Despite the fact this blog began six years ago as a dream diary of sorts–an experiment that didn’t last but a week or so–I don’t like to write about dreams. They are like pets and kids–only interesting to the people to whom they belong. However, as I’m now back into recurring dream land, I need to purge. The past two nights have been on the same dreamscape, followed the same themes, and have been as vivid as any dream I’ve had in months, if not years.
The hardest part was the waiting.
We were barracked in a long, skinny industrial dorm. The concept of “we” was loose, in that our unit was no more than a ragtag band of novice soldiers–professionals, laborers, slackers, and pretty lesbians. The only real military men among us were the commanders, a surly collection of impatient and tired mercenaries.
A volunteer army it was not. While we were all sure of the coming invasion, we were conscripts, forced to leave our families, and laboring under the assumption that there was no way we could win the inevitable war. I spent my hours wandering the complex and trying to find a way to get in touch with my wife. I had a phone card and managed to find a payphone in a dark hallway.

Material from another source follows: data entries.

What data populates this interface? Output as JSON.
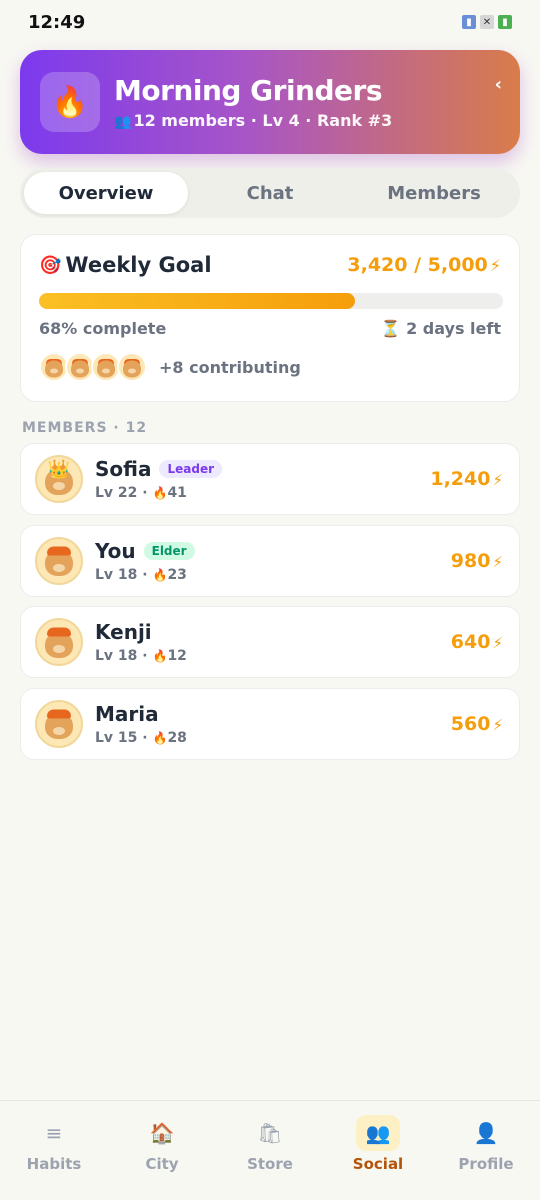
{
  "status_bar": {
    "time": "12:49",
    "icons": [
      "signal-icon",
      "no-sim-icon",
      "battery-icon"
    ]
  },
  "header": {
    "icon": "🔥",
    "title": "Morning Grinders",
    "members_icon": "👥",
    "subtitle": "12 members · Lv 4 · Rank #3",
    "back_icon": "‹",
    "gradient": [
      "#7c3aed",
      "#d97c4a"
    ]
  },
  "tabs": [
    {
      "label": "Overview",
      "active": true
    },
    {
      "label": "Chat",
      "active": false
    },
    {
      "label": "Members",
      "active": false
    }
  ],
  "weekly_goal": {
    "icon": "🎯",
    "title": "Weekly Goal",
    "amount": "3,420 / 5,000",
    "bolt": "⚡",
    "progress": 0.68,
    "complete_text": "68% complete",
    "timer_icon": "⏳",
    "time_left": "2 days left",
    "contributors_shown": 4,
    "contributing_text": "+8 contributing"
  },
  "members_section": {
    "label": "MEMBERS · 12"
  },
  "members": [
    {
      "name": "Sofia",
      "badge": "Leader",
      "badge_type": "leader",
      "level": "Lv 22 · ",
      "flame": "🔥",
      "streak": "41",
      "points": "1,240",
      "crown": true
    },
    {
      "name": "You",
      "badge": "Elder",
      "badge_type": "elder",
      "level": "Lv 18 · ",
      "flame": "🔥",
      "streak": "23",
      "points": "980",
      "crown": false
    },
    {
      "name": "Kenji",
      "badge": "",
      "badge_type": "",
      "level": "Lv 18 · ",
      "flame": "🔥",
      "streak": "12",
      "points": "640",
      "crown": false
    },
    {
      "name": "Maria",
      "badge": "",
      "badge_type": "",
      "level": "Lv 15 · ",
      "flame": "🔥",
      "streak": "28",
      "points": "560",
      "crown": false
    }
  ],
  "bottom_nav": [
    {
      "label": "Habits",
      "icon": "≡",
      "active": false
    },
    {
      "label": "City",
      "icon": "🏠",
      "active": false
    },
    {
      "label": "Store",
      "icon": "🛍",
      "active": false
    },
    {
      "label": "Social",
      "icon": "👥",
      "active": true
    },
    {
      "label": "Profile",
      "icon": "👤",
      "active": false
    }
  ],
  "colors": {
    "accent": "#f59e0b",
    "background": "#f8f8f3",
    "leader_badge": "#7c3aed",
    "elder_badge": "#059669"
  }
}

The phone rang and I heard her voice say, “Hello.”
The Soma-calm that came with the sound of her voice was short and cut off by an operator telling me the phone card was out of minutes. I had no money, no more phone cards, no cell phone, no way to get home. I was trapped inside a dark and wet building, surrounded by a razor wire fence, and under a blanket of such fear and doom that no amount of sunshine could set optimism alight.
Men and women were housed together here. The unmarried soldiers in the group were treating their confinement like a doomsday party. On my many walks, I wandered by the group showers and found my fellow American service men and women naked, groping each other, and fucking their way to oblivion. They knew we weren’t going to win. They knew how it was going to end.
The commanders turned a blind eye to it all. I learned after a while that they were only responsible for keeping us in one place. They didn’t care that the lesbians had started a Dorm B fantasy camp, removed their bunks from the wall and started sleeping in a mass of naked flesh on the floor. The officers didn’t care that I spent most of my time huddled in a small lower-tier bunk wondering if I could escape, and, if so, how.
The enemy was the oddly-named Caspians. Their uniforms were blue and fashioned much like the Russians in the old video game Rush ‘N Attack. When they landed–much like a scene of out Red Dawn–we didn’t have any guns. There was no shooting. The commanding officers disappeared. If it wasn’t clear before, it quickly became so. We weren’t meant to fight.
As we were all rounded up and put on a caravan of buses, I wondered about my wife and child. There was nothing I could do for them. I’d held out hope that we might fight and win, that I could someday return to my family.
I don’t know where they were taking us. It’s a looped scene that changes in the exposition but ends the same every time. The Caspian is firm but not violent as he leads me by the arm onto the bus. His face is emotionless and he doesn’t say a word. I don’t struggle. Instead, I let myself be put into an aisle seat on the bus. I can’t see out the window and don’t bother looking to see who is on the bus with me. It’s clear that while the dream will start over at some point, it will never really end. Isolation and defeat are all I know until I force myself awake.
Labels: Mental Massage